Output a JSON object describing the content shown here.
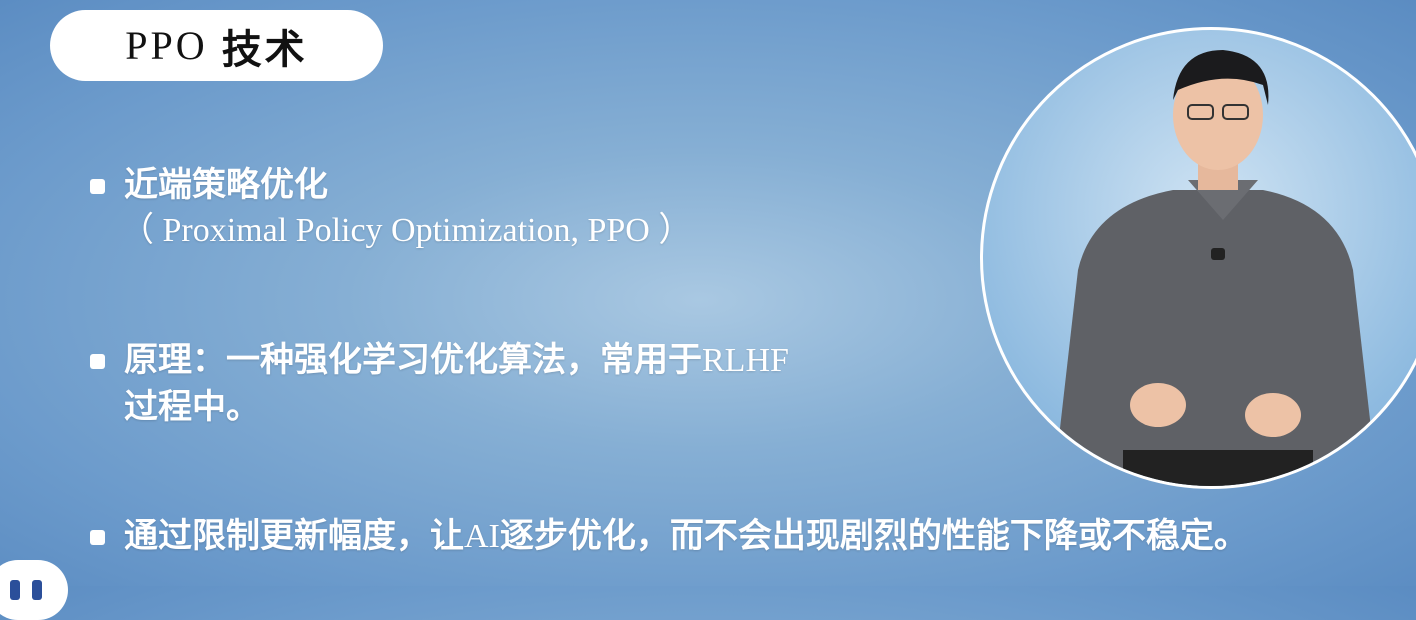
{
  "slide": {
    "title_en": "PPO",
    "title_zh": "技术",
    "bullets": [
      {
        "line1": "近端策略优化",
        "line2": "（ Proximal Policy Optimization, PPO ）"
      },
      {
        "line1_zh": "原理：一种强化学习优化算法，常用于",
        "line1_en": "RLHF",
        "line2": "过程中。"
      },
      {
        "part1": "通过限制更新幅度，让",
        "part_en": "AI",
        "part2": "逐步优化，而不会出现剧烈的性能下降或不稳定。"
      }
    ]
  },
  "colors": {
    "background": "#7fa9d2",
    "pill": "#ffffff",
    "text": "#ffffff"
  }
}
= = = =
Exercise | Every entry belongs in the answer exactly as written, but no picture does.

Task output |
Output a JSON object describing the content shown here.
{
  "slide": {
    "title_en": "PPO",
    "title_zh": "技术",
    "bullets": [
      {
        "line1": "近端策略优化",
        "line2": "（ Proximal Policy Optimization, PPO ）"
      },
      {
        "line1_zh": "原理：一种强化学习优化算法，常用于",
        "line1_en": "RLHF",
        "line2": "过程中。"
      },
      {
        "part1": "通过限制更新幅度，让",
        "part_en": "AI",
        "part2": "逐步优化，而不会出现剧烈的性能下降或不稳定。"
      }
    ]
  },
  "colors": {
    "background": "#7fa9d2",
    "pill": "#ffffff",
    "text": "#ffffff"
  }
}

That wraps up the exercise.